EXERCISE: Find every line below that contains the word "this" and copy it out.

SOURCE RECORDS:
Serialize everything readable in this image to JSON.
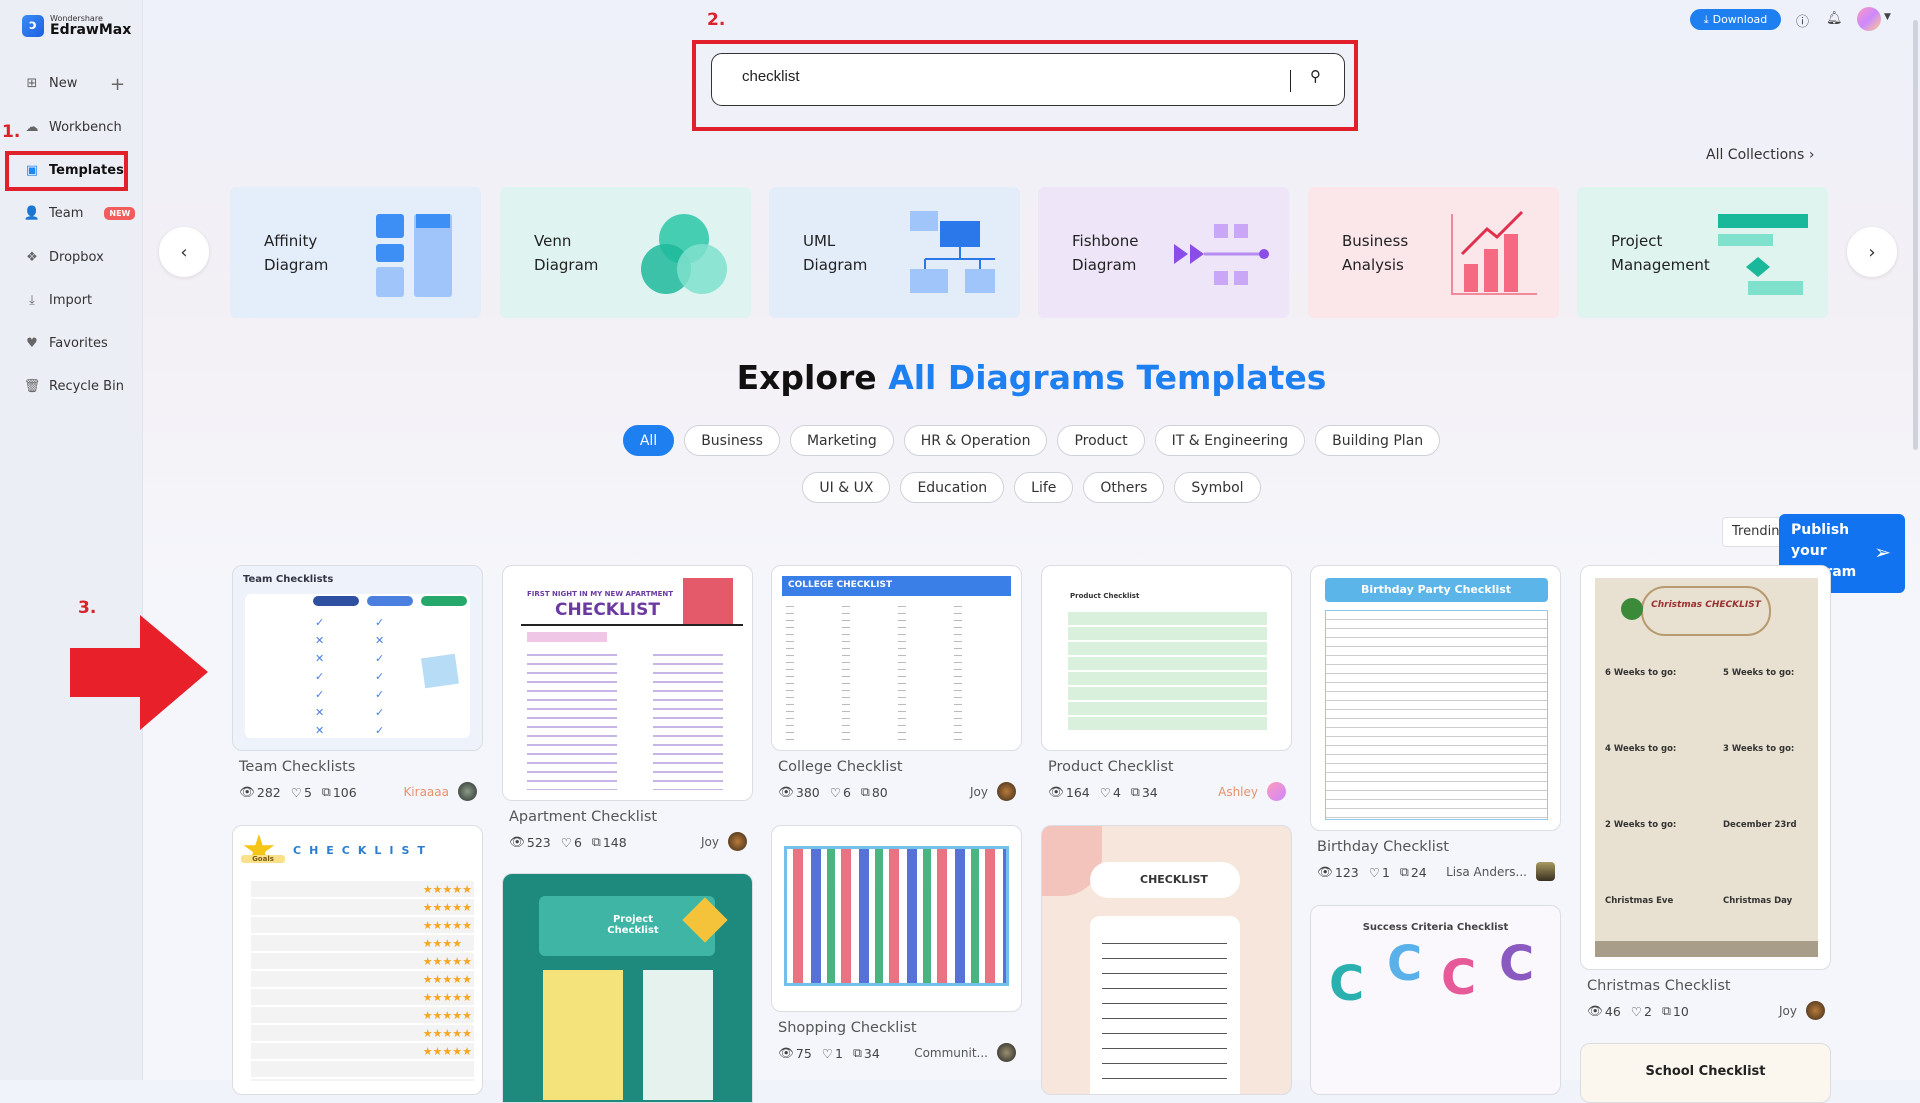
{
  "app": {
    "brand_small": "Wondershare",
    "brand_big": "EdrawMax"
  },
  "sidebar": {
    "items": [
      {
        "label": "New",
        "icon": "plus-square-icon"
      },
      {
        "label": "Workbench",
        "icon": "cloud-icon"
      },
      {
        "label": "Templates",
        "icon": "templates-icon",
        "active": true
      },
      {
        "label": "Team",
        "icon": "team-icon",
        "badge": "NEW"
      },
      {
        "label": "Dropbox",
        "icon": "dropbox-icon"
      },
      {
        "label": "Import",
        "icon": "import-icon"
      },
      {
        "label": "Favorites",
        "icon": "heart-icon"
      },
      {
        "label": "Recycle Bin",
        "icon": "trash-icon"
      }
    ]
  },
  "annotations": {
    "step1": "1.",
    "step2": "2.",
    "step3": "3.",
    "highlight_color": "#e0202a"
  },
  "topbar": {
    "download": "Download"
  },
  "search": {
    "value": "checklist"
  },
  "collections": {
    "all_label": "All Collections"
  },
  "categories": [
    {
      "line1": "Affinity",
      "line2": "Diagram",
      "bg": "#e4eefb"
    },
    {
      "line1": "Venn",
      "line2": "Diagram",
      "bg": "#dff4f1"
    },
    {
      "line1": "UML",
      "line2": "Diagram",
      "bg": "#e3edfa"
    },
    {
      "line1": "Fishbone",
      "line2": "Diagram",
      "bg": "#eee6f8"
    },
    {
      "line1": "Business",
      "line2": "Analysis",
      "bg": "#fbe6ea"
    },
    {
      "line1": "Project",
      "line2": "Management",
      "bg": "#dff4ef"
    }
  ],
  "heading": {
    "plain": "Explore",
    "accent": "All Diagrams Templates"
  },
  "filters": {
    "row1": [
      "All",
      "Business",
      "Marketing",
      "HR & Operation",
      "Product",
      "IT & Engineering",
      "Building Plan"
    ],
    "row2": [
      "UI & UX",
      "Education",
      "Life",
      "Others",
      "Symbol"
    ],
    "active": "All"
  },
  "sort": {
    "value": "Trending"
  },
  "publish": {
    "l1": "Publish",
    "l2": "your",
    "l3": "diagram"
  },
  "cards": {
    "team": {
      "title": "Team Checklists",
      "views": "282",
      "likes": "5",
      "copies": "106",
      "author": "Kiraaaa",
      "thumb": "Team Checklists"
    },
    "apartment": {
      "title": "Apartment Checklist",
      "views": "523",
      "likes": "6",
      "copies": "148",
      "author": "Joy",
      "thumb": "CHECKLIST",
      "thumb_sub": "FIRST NIGHT IN MY NEW APARTMENT"
    },
    "college": {
      "title": "College Checklist",
      "views": "380",
      "likes": "6",
      "copies": "80",
      "author": "Joy",
      "thumb": "COLLEGE CHECKLIST"
    },
    "product": {
      "title": "Product Checklist",
      "views": "164",
      "likes": "4",
      "copies": "34",
      "author": "Ashley",
      "thumb": "Product Checklist"
    },
    "birthday": {
      "title": "Birthday Checklist",
      "views": "123",
      "likes": "1",
      "copies": "24",
      "author": "Lisa Anders...",
      "thumb": "Birthday Party Checklist"
    },
    "christmas": {
      "title": "Christmas Checklist",
      "views": "46",
      "likes": "2",
      "copies": "10",
      "author": "Joy",
      "thumb": "Christmas CHECKLIST",
      "sections": [
        "6 Weeks to go:",
        "5 Weeks to go:",
        "4 Weeks to go:",
        "3 Weeks to go:",
        "2 Weeks to go:",
        "December 23rd",
        "Christmas Eve",
        "Christmas Day"
      ]
    },
    "goals": {
      "thumb": "CHECKLIST",
      "star": "Goals"
    },
    "project": {
      "thumb": "Project Checklist"
    },
    "shopping": {
      "title": "Shopping Checklist",
      "views": "75",
      "likes": "1",
      "copies": "34",
      "author": "Communit..."
    },
    "plain": {
      "thumb": "CHECKLIST"
    },
    "success": {
      "thumb": "Success Criteria Checklist"
    },
    "school": {
      "thumb": "School Checklist"
    }
  }
}
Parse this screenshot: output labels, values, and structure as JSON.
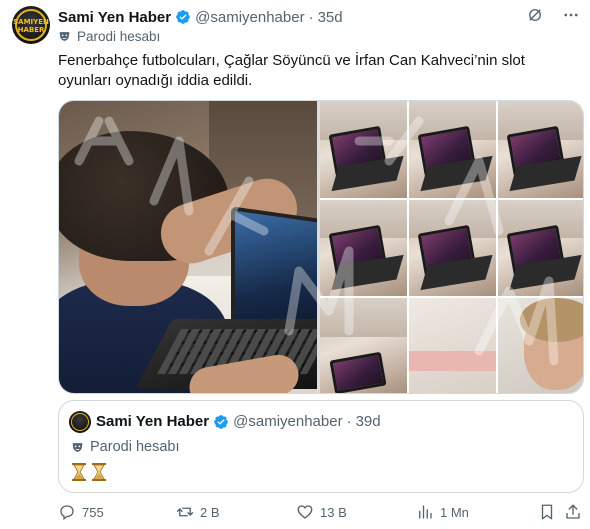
{
  "tweet": {
    "author": {
      "name": "Sami Yen Haber",
      "handle": "@samiyenhaber",
      "separator": "·",
      "time": "35d"
    },
    "avatar_text": [
      "SAMIYEN",
      "HABER"
    ],
    "label": "Parodi hesabı",
    "body": "Fenerbahçe futbolcuları, Çağlar Söyüncü ve İrfan Can Kahveci’nin slot oyunları oynadığı iddia edildi.",
    "header_icons": [
      "grok-icon",
      "more-icon"
    ]
  },
  "quoted": {
    "author": {
      "name": "Sami Yen Haber",
      "handle": "@samiyenhaber",
      "separator": "·",
      "time": "39d"
    },
    "label": "Parodi hesabı",
    "body_icons": [
      "hourglass-icon",
      "hourglass-icon"
    ]
  },
  "actions": {
    "replies": "755",
    "reposts": "2 B",
    "likes": "13 B",
    "views": "1 Mn"
  },
  "colors": {
    "text": "#0f1419",
    "secondary": "#536471",
    "verified": "#1d9bf0",
    "border": "#cfd9de"
  }
}
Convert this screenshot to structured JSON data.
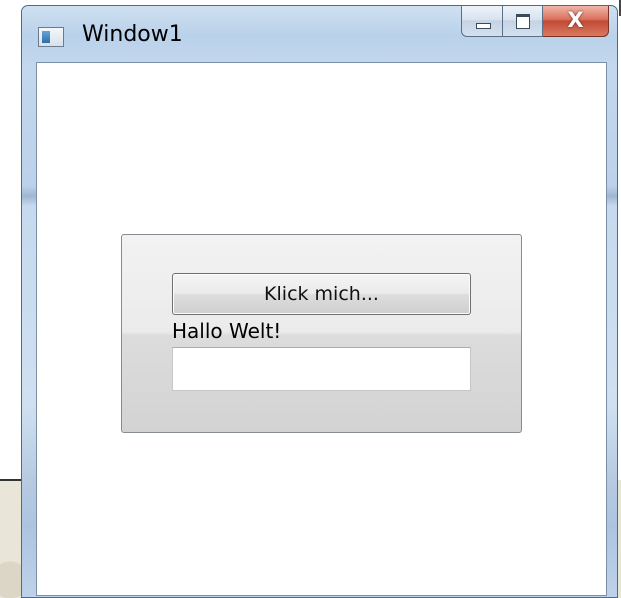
{
  "window": {
    "title": "Window1",
    "close_symbol": "X"
  },
  "panel": {
    "button_label": "Klick mich...",
    "label_text": "Hallo Welt!",
    "input_value": ""
  }
}
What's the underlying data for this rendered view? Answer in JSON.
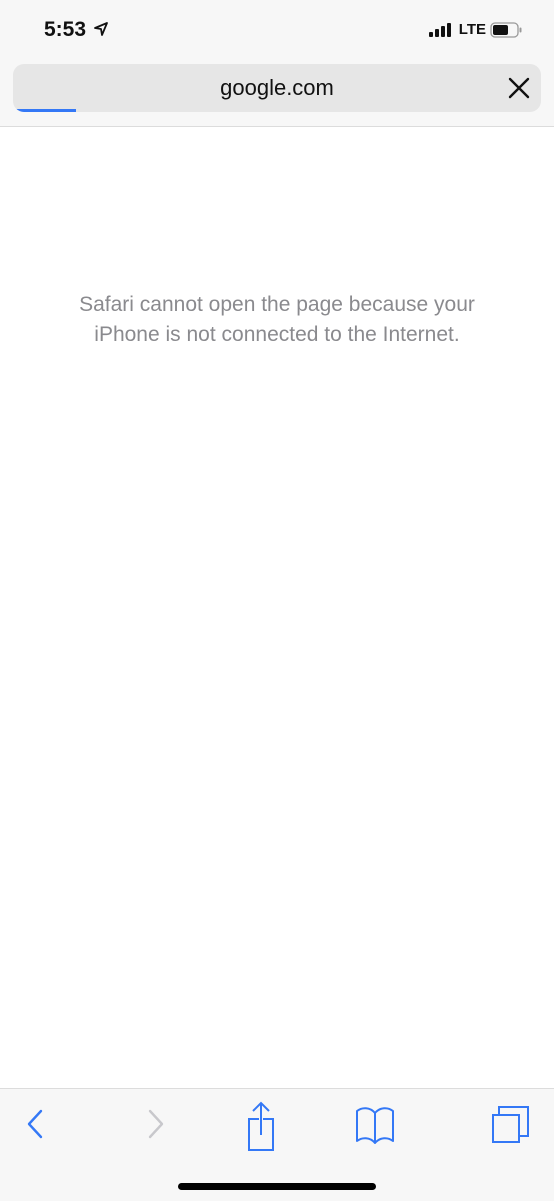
{
  "status_bar": {
    "time": "5:53",
    "network": "LTE",
    "icons": [
      "location-arrow-icon",
      "signal-bars-icon",
      "battery-icon"
    ]
  },
  "address_bar": {
    "url": "google.com",
    "load_progress": 0.12,
    "accent": "#3478f6"
  },
  "page": {
    "error_message": "Safari cannot open the page because your iPhone is not connected to the Internet."
  },
  "toolbar": {
    "items": [
      "back",
      "forward",
      "share",
      "bookmarks",
      "tabs"
    ],
    "tint": "#3478f6"
  }
}
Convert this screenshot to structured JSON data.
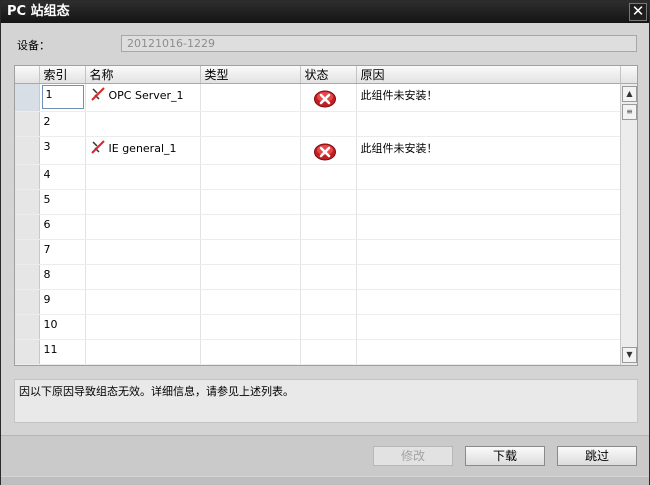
{
  "window": {
    "title": "PC 站组态",
    "close_glyph": "✕"
  },
  "device": {
    "label": "设备：",
    "value": "20121016-1229"
  },
  "grid": {
    "columns": {
      "index": "索引",
      "name": "名称",
      "type": "类型",
      "status": "状态",
      "reason": "原因"
    },
    "rows": [
      {
        "index": "1",
        "name": "OPC Server_1",
        "type": "",
        "status_icon": "error-icon",
        "reason": "此组件未安装！",
        "warn_icon": "missing-component-icon"
      },
      {
        "index": "2",
        "name": "",
        "type": "",
        "status_icon": "",
        "reason": ""
      },
      {
        "index": "3",
        "name": "IE general_1",
        "type": "",
        "status_icon": "error-icon",
        "reason": "此组件未安装！",
        "warn_icon": "missing-component-icon"
      },
      {
        "index": "4",
        "name": "",
        "type": "",
        "status_icon": "",
        "reason": ""
      },
      {
        "index": "5",
        "name": "",
        "type": "",
        "status_icon": "",
        "reason": ""
      },
      {
        "index": "6",
        "name": "",
        "type": "",
        "status_icon": "",
        "reason": ""
      },
      {
        "index": "7",
        "name": "",
        "type": "",
        "status_icon": "",
        "reason": ""
      },
      {
        "index": "8",
        "name": "",
        "type": "",
        "status_icon": "",
        "reason": ""
      },
      {
        "index": "9",
        "name": "",
        "type": "",
        "status_icon": "",
        "reason": ""
      },
      {
        "index": "10",
        "name": "",
        "type": "",
        "status_icon": "",
        "reason": ""
      },
      {
        "index": "11",
        "name": "",
        "type": "",
        "status_icon": "",
        "reason": ""
      }
    ]
  },
  "message": "因以下原因导致组态无效。详细信息，请参见上述列表。",
  "buttons": {
    "modify": "修改",
    "download": "下载",
    "skip": "跳过"
  },
  "colors": {
    "titlebar": "#1c1c1c",
    "error_red": "#d9262a",
    "window_bg": "#d4d4d4"
  }
}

SOLUTION TO THE EXERCISE:
Serialize everything readable in this image to JSON.
Parse this screenshot: output labels, values, and structure as JSON.
Convert this screenshot to structured JSON data.
What's the underlying data for this rendered view? Answer in JSON.
Convert this screenshot to structured JSON data.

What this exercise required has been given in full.